What if there were verses that were really true, historical, God-breathed, and others that snuck in there under the radar, but don’t really belong?
Of course, plenty of people already think that is the reality, that pieces or chunks of the Bible aren’t really reliable. I don’t see an end in sight to the inerrancy debate. I have been clung to inerrancy and written about my definition of what it means to be inerrant here before.
But today, I am not so sure of myself.
You see, I think I found a mistake in my Bible.
I think I found a mistake. It didn’t take much investigation, or a magnifying glass, or parsing words in their original language. It was pretty easy actually. The offending verse comes from Jesus’ own mouth. I am convinced that Jesus had to have been wrong,
What mistake could I have possibly found that would send my whole view of scripture into a tailspin?
The Verse Where Jesus is Wrong
The offending verse comes in John 13:35. Jesus says to his twelve friends:
By this everyone will know that you are my disciples, if you love one another.
Of course, we easily extend that verse’s meaning to all of us, every follower of Jesus, and the sentiment should still be the same. All followers of Jesus will be known for their love of others.
Was Jesus serious? Was he speaking tongue-in-cheek and I’m not supposed to be taking him literally here? Because it appears to me that Jesus is speaking pretty straight-faced. And it appears to me that he was just dead wrong. Maybe Jesus was being a little naive. Maybe he had a bad connection with the Holy Spirit that day. Maybe John was just mistaken in his memory. I don’t know what happened, but all I know is that the world around us provides incontrovertible proof of that verse’s extreme errancy.
They Will Know We Are Christians Because We Tell Them
Of course, I’m stretching the truth a bit when I call that verse an “error.” Maybe we can say the verse was intended to be true.
The funny thing is that Christians try to make themselves known in a lot of ways. We try to bear our faith out in the clothing we wear. Sometimes that comes in the form of funny Jesus slogans on T-shirts. Sometimes, it shows up as “modesty” debates among the ladies. Christians try to make themselves known with their cars – little fish and bumper stickers that give tailgaiters a dose of heavenly wisdom.
Christians try to be known by their ability to defend their faith, so people won’t think we’re a bunch of illiterate hayseeds.
Christians try to be known by how they vote. We love to make ourselves a voting block that politicians can pander to, making short-lived promises.
Christians try to be known by all the things they oppose. People rarely wonder what Christians think of any public issue.

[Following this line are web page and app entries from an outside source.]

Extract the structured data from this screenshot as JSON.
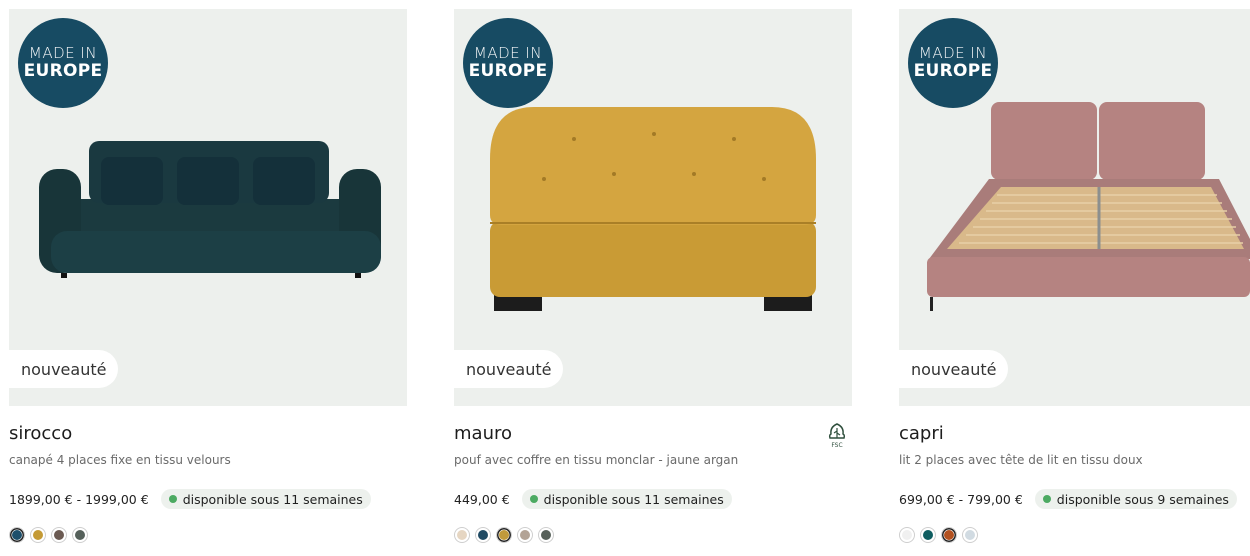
{
  "products": [
    {
      "badge_line1": "MADE IN",
      "badge_line2": "EUROPE",
      "new_label": "nouveauté",
      "title": "sirocco",
      "description": "canapé 4 places fixe en tissu velours",
      "price": "1899,00 € - 1999,00 €",
      "availability": "disponible sous 11 semaines",
      "swatches": [
        "#1e4f6b",
        "#c49a35",
        "#6b5a52",
        "#55605a"
      ],
      "selected_swatch": 0
    },
    {
      "badge_line1": "MADE IN",
      "badge_line2": "EUROPE",
      "new_label": "nouveauté",
      "title": "mauro",
      "description": "pouf avec coffre en tissu monclar - jaune argan",
      "price": "449,00 €",
      "availability": "disponible sous 11 semaines",
      "swatches": [
        "#e6d6c2",
        "#1f4a63",
        "#c19a3c",
        "#b3a395",
        "#566059"
      ],
      "selected_swatch": 2,
      "fsc_label": "FSC"
    },
    {
      "badge_line1": "MADE IN",
      "badge_line2": "EUROPE",
      "new_label": "nouveauté",
      "title": "capri",
      "description": "lit 2 places avec tête de lit en tissu doux",
      "price": "699,00 € - 799,00 €",
      "availability": "disponible sous 9 semaines",
      "swatches": [
        "#f0f0f0",
        "#0f5d60",
        "#b3511f",
        "#d1dbe2"
      ],
      "selected_swatch": 2
    }
  ],
  "colors": {
    "badge_bg": "#174b63",
    "image_bg": "#edf0ed",
    "availability_dot": "#4caa62"
  }
}
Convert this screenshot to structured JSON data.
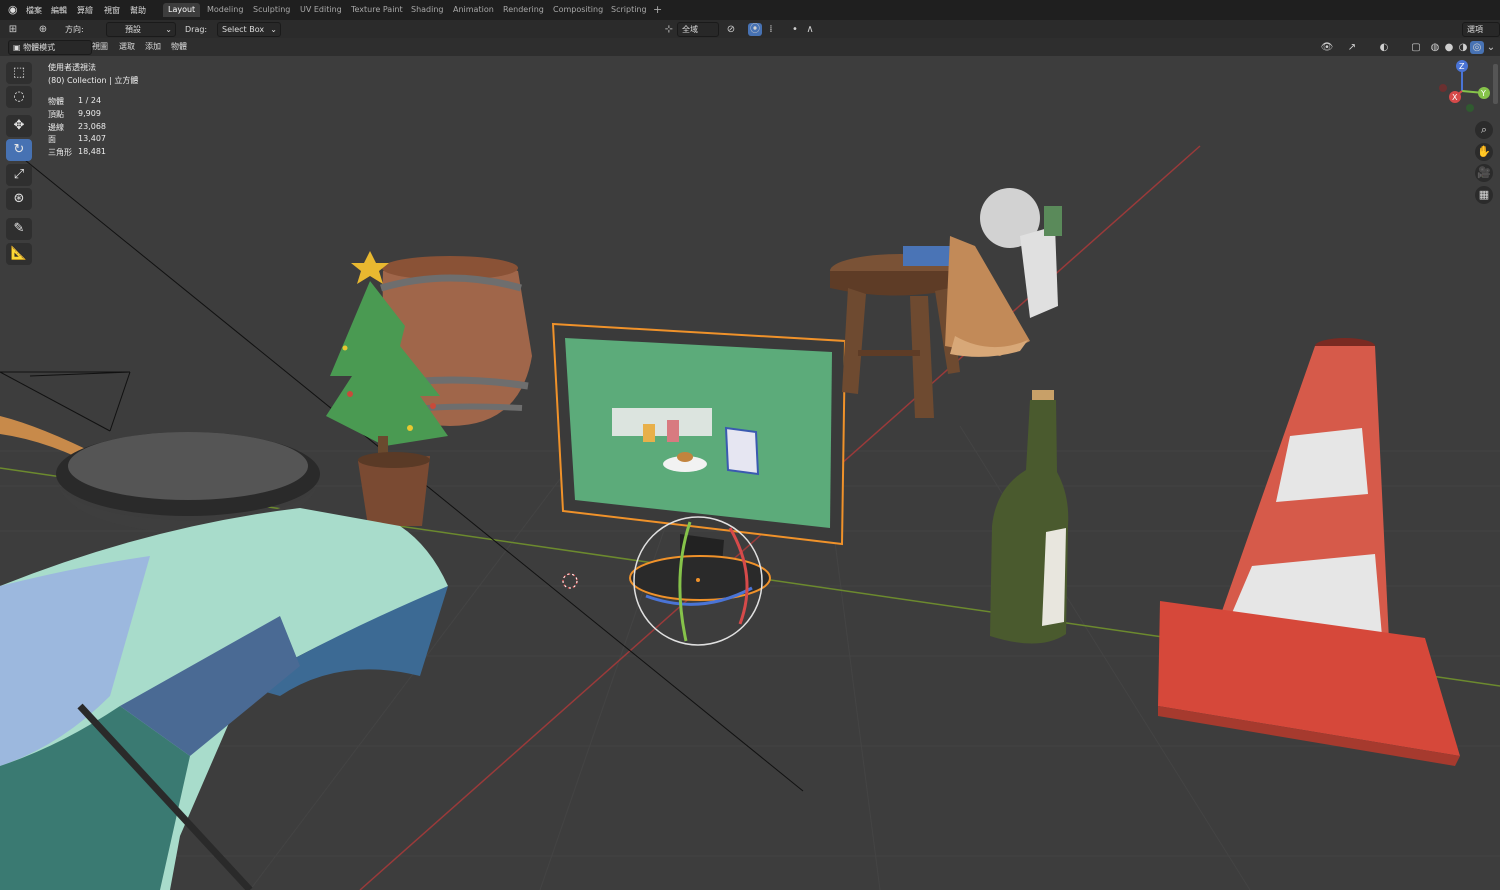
{
  "menu": [
    "檔案",
    "編輯",
    "算繪",
    "視窗",
    "幫助"
  ],
  "workspace_tabs": [
    "Layout",
    "Modeling",
    "Sculpting",
    "UV Editing",
    "Texture Paint",
    "Shading",
    "Animation",
    "Rendering",
    "Compositing",
    "Scripting"
  ],
  "active_tab": "Layout",
  "header": {
    "orientation_label": "方向:",
    "orientation_value": "預設",
    "drag_label": "Drag:",
    "drag_value": "Select Box",
    "pivot_value": "全域",
    "options_label": "選項"
  },
  "header2": {
    "mode_value": "物體模式",
    "menus": [
      "視圖",
      "選取",
      "添加",
      "物體"
    ]
  },
  "viewport_overlay": {
    "view_name": "使用者透視法",
    "collection": "(80) Collection | 立方體",
    "stats": [
      {
        "label": "物體",
        "value": "1 / 24"
      },
      {
        "label": "頂點",
        "value": "9,909"
      },
      {
        "label": "邊線",
        "value": "23,068"
      },
      {
        "label": "面",
        "value": "13,407"
      },
      {
        "label": "三角形",
        "value": "18,481"
      }
    ]
  },
  "gizmo_axes": {
    "x": "X",
    "y": "Y",
    "z": "Z"
  },
  "tools": [
    "select-box-icon",
    "cursor-icon",
    "move-icon",
    "rotate-icon",
    "scale-icon",
    "transform-icon",
    "annotate-icon",
    "measure-icon"
  ],
  "active_tool": "rotate-icon",
  "nav_buttons": [
    "zoom-icon",
    "pan-icon",
    "camera-icon",
    "ortho-grid-icon"
  ],
  "colors": {
    "grid_bg": "#3d3d3d",
    "x_axis": "#9a3a3a",
    "y_axis": "#6c8a2e",
    "selection": "#f0922a",
    "active_blue": "#4772b3"
  }
}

Christians try to make themselves known by the church they go to or the standards they hold for themselves.
And Christians try to be known by their ability to tell people about their faith.
And yet, Jesus spelled it out, how his followers would be known. And for 2,000 years, we have tried to find a way around Jesus’ words. We’ve tried to find a shortcut – some way to make ourselves known without actually having to love others.
A T-Shirt is Not a Testimony
That is why we are known for everything except our love.
Here’s the thing about the Bible and inerrancy. The Bible says a lot of crazy things. It says that God died. That’s nuts.
But non-Christians aren’t reading the Bible, much less the crazy parts of it. Instead, they are watching us. They see how we love or don’t love others. They see the fruit we bear or don’t bear. They see how our lives and our words and our love reflects or doesn’t reflect Christ. They don’t care about our T-shirts, our bumper stickers, or our church attendance.
You see, in many ways, perhaps the most important ways, the Bible is only as inerrant as we make it. Jesus said his followers would be known for their love. It’s up to you and I whether those words are true and trustworthy. Paul describes the fruits that a Christian will bear in his life. Those verses are only as true as we live them out. It is not our scholars or our studies, but our lives that prove the Bible to be true or untrue, errant or inerrant. When we talk about inerrancy, we are usually talking about something like Genesis or Deuteronomy, when we ought to be talking about John 13:35.
A t-shirt is not a testimony. A life of love is.
What do you say? Is the inerrancy of scripture proven by us and not by scholars?